When it comes to watching wildlife, New Mexico is famous not only for the world-renowned bat flights at Carlsbad Caverns, but also big horned sheep and pronghorn antelope that like to race alongside vehicles on dusty backcountry roads, and the specially adapted neo-tropical animals living in the very southern regions of the state. BLM New Mexico manages over 13 milllion acres of public lands that provide diverse habitats for fish, wildlife, and special status species of plants and animals.
Both native and exotic species thrive here in New Mexico. Don’t be surprised if you are driving around New Mexico and see some very odd looking animals grazing off the side of the road. Many non-native, exotic species -- such as Barbary sheep, Oryx, and Ibex of the Saharan regions areas of North Africa -- have been introduced into the state. Another introduced species, and symbol of the old West, also is thriving in New Mexico – wild horses, which can be seen on public lands east of Socorro and other remote areas of the state.
Bird watching? There are at least 479 species living in New Mexico, many of them are neo-tropical species migrating up from Mexico and South America. We have a bird checklist you can download to keep tract of all the different species you might find around the state.
For more information on Watchable Wildlife, please visit our Field Office sites or visit some of the web links below.
Watchable Wildlife Etiquette
Wildlife viewing is a favorite recreational activity of many who live or visit the West. And nearly all wildlife is "watchable wildlife," if you have the patience.
- Observe animals from a safe distance. Get close by using binoculars, a spotting scope or a camera with a telephoto lens. You probably are too close if animals are looking at you with head up and ears pointed toward you or are "jumpy" when you move or make a noise. If you see these signs, sit quietly or move slowly away until the behavior changes. Be especially sensitive to adults with young.
- Move slowly, quietly, and casually, not directly at wildlife. Allow animals to keep you in view; do not surprise them.
- Never chase or harass wildlife; harassment of wildlife is against the law.
- Leave pets at home. At best they hinder wildlife watching; at worst they can chase, injure or kill wildlife; or they can become prey themselves.
- Using the animals’ behavior as a guide, limit the time you spend watching if animals appear to be stressed.
- Respect others who are viewing the same animals.
- Do not feed wild mammals; keep them wild.
- Respect private property rights; ask first to watch on private land.
- Resting is critical behavior for many animals; don’t encourage them to "do something or act up" for you or your camera.
- Avoid animals that behave strangely or aggressively.
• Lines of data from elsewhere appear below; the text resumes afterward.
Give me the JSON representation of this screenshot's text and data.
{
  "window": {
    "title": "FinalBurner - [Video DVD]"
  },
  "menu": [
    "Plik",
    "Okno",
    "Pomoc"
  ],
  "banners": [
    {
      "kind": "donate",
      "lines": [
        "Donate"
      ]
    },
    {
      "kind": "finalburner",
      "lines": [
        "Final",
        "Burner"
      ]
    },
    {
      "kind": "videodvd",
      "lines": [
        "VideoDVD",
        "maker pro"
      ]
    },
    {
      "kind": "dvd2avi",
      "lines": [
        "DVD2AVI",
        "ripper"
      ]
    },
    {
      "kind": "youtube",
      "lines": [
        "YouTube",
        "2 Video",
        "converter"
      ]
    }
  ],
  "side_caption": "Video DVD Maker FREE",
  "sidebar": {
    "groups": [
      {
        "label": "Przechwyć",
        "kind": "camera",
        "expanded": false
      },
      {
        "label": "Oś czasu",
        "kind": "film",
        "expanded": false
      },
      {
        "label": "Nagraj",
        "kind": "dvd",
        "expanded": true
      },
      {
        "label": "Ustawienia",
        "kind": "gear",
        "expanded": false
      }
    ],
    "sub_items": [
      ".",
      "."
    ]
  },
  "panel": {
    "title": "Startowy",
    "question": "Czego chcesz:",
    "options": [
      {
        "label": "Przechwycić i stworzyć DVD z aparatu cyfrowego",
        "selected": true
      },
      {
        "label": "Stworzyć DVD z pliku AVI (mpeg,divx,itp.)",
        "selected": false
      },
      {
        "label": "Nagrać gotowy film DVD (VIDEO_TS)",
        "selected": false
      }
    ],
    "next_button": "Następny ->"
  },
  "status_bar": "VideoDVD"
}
They may be ill. Don’t pick them up, and report your sighting to the New Mexico Game and Fish or other government agency.